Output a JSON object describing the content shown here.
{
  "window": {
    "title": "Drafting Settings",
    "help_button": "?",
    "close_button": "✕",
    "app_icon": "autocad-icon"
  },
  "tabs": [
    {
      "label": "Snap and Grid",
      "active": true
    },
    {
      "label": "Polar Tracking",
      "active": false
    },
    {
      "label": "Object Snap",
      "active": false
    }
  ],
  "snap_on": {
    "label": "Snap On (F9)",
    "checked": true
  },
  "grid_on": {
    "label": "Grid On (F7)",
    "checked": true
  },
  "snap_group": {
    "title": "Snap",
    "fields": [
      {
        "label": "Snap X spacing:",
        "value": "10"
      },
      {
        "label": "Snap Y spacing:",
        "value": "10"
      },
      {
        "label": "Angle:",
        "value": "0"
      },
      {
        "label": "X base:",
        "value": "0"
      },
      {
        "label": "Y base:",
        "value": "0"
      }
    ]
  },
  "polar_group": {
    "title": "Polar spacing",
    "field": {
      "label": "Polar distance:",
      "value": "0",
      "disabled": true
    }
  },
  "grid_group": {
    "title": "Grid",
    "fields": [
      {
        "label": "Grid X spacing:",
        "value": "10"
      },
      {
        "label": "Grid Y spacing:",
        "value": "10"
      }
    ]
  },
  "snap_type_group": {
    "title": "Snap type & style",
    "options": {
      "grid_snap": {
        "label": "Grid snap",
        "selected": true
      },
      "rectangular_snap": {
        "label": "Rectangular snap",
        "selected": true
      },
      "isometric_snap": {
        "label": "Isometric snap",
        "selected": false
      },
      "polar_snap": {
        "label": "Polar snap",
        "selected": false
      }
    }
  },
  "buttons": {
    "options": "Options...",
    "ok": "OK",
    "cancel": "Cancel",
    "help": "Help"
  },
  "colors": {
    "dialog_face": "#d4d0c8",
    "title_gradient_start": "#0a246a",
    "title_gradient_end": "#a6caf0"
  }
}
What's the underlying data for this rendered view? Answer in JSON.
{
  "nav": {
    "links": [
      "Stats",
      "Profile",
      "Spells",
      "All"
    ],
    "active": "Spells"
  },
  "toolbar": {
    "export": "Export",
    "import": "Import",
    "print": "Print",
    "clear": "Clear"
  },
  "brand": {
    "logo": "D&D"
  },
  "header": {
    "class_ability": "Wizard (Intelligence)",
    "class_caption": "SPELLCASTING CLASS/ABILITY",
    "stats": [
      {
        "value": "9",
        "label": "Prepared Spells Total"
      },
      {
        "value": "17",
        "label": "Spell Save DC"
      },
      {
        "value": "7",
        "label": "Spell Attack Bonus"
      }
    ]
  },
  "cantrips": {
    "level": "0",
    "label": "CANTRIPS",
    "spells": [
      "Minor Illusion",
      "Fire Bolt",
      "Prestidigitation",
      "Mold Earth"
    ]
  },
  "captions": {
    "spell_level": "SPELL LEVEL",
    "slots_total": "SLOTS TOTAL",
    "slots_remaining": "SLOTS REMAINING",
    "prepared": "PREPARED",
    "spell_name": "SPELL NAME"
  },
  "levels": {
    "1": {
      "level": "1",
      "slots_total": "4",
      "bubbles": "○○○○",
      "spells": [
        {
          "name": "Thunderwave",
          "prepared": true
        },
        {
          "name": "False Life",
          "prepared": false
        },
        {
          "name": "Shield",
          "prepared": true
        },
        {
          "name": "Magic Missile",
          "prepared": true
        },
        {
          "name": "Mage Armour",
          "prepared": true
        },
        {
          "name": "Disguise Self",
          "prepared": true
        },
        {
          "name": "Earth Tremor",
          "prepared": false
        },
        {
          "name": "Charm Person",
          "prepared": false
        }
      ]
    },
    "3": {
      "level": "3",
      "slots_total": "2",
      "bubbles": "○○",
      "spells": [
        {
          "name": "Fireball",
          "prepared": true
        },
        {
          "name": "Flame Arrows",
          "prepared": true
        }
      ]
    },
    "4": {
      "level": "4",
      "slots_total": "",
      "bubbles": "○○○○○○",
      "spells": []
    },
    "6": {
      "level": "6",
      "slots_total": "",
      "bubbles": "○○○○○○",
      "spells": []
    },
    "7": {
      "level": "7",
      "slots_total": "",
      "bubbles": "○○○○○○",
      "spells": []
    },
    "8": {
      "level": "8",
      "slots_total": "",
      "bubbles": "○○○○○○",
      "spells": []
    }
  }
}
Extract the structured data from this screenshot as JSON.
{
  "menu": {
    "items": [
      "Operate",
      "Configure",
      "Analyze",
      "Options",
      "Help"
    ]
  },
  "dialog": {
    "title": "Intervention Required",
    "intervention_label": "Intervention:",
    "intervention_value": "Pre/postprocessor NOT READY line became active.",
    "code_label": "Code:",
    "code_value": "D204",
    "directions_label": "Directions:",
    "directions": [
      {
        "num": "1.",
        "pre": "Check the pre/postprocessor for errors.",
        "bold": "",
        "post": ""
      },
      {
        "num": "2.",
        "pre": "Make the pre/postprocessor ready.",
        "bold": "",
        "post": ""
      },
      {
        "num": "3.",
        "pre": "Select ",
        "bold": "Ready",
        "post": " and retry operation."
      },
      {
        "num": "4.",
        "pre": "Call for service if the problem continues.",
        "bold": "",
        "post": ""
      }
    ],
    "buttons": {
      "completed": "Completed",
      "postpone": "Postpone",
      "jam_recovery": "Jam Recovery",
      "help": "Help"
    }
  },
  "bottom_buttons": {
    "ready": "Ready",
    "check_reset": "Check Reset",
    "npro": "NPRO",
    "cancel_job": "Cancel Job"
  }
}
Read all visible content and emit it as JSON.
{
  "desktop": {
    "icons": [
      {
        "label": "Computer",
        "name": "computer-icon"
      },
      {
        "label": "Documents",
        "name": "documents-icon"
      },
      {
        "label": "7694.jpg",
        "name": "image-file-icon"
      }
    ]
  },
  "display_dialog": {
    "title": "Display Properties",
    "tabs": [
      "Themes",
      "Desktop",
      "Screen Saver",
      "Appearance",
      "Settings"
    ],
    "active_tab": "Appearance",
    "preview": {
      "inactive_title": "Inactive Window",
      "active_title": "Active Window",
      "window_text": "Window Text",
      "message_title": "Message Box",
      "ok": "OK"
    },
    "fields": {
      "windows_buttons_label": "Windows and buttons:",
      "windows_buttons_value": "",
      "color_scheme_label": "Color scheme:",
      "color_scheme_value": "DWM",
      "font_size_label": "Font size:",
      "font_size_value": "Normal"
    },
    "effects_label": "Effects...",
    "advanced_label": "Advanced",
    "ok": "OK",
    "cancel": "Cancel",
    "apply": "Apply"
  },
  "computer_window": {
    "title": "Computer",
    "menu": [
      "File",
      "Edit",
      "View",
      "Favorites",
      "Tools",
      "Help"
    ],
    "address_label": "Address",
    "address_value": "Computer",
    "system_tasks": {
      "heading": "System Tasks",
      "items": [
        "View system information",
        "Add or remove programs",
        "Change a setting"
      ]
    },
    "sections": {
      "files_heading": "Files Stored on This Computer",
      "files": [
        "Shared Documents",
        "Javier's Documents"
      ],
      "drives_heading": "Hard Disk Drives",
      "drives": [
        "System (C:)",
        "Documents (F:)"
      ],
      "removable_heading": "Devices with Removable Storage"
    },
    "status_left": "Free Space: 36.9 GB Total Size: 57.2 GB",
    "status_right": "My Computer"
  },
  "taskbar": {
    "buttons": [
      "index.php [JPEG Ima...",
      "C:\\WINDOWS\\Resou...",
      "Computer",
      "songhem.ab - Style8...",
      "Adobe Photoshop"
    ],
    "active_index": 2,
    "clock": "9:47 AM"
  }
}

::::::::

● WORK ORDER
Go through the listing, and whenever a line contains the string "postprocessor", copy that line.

● ANSWER SECTION
    "intervention_value": "Pre/postprocessor NOT READY line became active.",
        "pre": "Check the pre/postprocessor for errors.",
        "pre": "Make the pre/postprocessor ready.",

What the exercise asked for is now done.